EXERCISE DETAILS
Please reproduce every record, keeping each one exactly as written.

GIVEN DATA
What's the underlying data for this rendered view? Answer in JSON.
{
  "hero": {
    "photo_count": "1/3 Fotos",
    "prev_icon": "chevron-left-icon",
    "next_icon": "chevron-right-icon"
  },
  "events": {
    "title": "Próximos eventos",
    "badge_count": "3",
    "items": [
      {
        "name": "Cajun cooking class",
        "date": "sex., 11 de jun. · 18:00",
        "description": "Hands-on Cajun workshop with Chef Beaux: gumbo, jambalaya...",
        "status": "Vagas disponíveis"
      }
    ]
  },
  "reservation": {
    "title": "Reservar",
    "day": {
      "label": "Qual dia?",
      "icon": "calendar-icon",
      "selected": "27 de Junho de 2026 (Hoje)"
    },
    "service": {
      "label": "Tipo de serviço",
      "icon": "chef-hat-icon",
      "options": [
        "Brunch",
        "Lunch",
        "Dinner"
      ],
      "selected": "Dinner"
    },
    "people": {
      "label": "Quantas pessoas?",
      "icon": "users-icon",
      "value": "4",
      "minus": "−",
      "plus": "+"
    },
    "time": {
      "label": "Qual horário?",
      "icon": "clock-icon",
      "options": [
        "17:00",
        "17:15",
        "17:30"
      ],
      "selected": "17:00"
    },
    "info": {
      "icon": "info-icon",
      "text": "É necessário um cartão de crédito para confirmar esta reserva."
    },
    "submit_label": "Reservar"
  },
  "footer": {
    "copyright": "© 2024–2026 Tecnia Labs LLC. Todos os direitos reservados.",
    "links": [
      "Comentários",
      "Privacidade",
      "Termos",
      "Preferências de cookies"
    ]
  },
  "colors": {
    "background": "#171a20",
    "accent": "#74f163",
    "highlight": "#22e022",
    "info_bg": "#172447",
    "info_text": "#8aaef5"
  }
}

WRITTEN REPLY
What's the underlying data for this rendered view? Answer in JSON.
{
  "hero": {
    "photo_count": "1/3 Fotos",
    "prev_icon": "chevron-left-icon",
    "next_icon": "chevron-right-icon"
  },
  "events": {
    "title": "Próximos eventos",
    "badge_count": "3",
    "items": [
      {
        "name": "Cajun cooking class",
        "date": "sex., 11 de jun. · 18:00",
        "description": "Hands-on Cajun workshop with Chef Beaux: gumbo, jambalaya...",
        "status": "Vagas disponíveis"
      }
    ]
  },
  "reservation": {
    "title": "Reservar",
    "day": {
      "label": "Qual dia?",
      "icon": "calendar-icon",
      "selected": "27 de Junho de 2026 (Hoje)"
    },
    "service": {
      "label": "Tipo de serviço",
      "icon": "chef-hat-icon",
      "options": [
        "Brunch",
        "Lunch",
        "Dinner"
      ],
      "selected": "Dinner"
    },
    "people": {
      "label": "Quantas pessoas?",
      "icon": "users-icon",
      "value": "4",
      "minus": "−",
      "plus": "+"
    },
    "time": {
      "label": "Qual horário?",
      "icon": "clock-icon",
      "options": [
        "17:00",
        "17:15",
        "17:30"
      ],
      "selected": "17:00"
    },
    "info": {
      "icon": "info-icon",
      "text": "É necessário um cartão de crédito para confirmar esta reserva."
    },
    "submit_label": "Reservar"
  },
  "footer": {
    "copyright": "© 2024–2026 Tecnia Labs LLC. Todos os direitos reservados.",
    "links": [
      "Comentários",
      "Privacidade",
      "Termos",
      "Preferências de cookies"
    ]
  },
  "colors": {
    "background": "#171a20",
    "accent": "#74f163",
    "highlight": "#22e022",
    "info_bg": "#172447",
    "info_text": "#8aaef5"
  }
}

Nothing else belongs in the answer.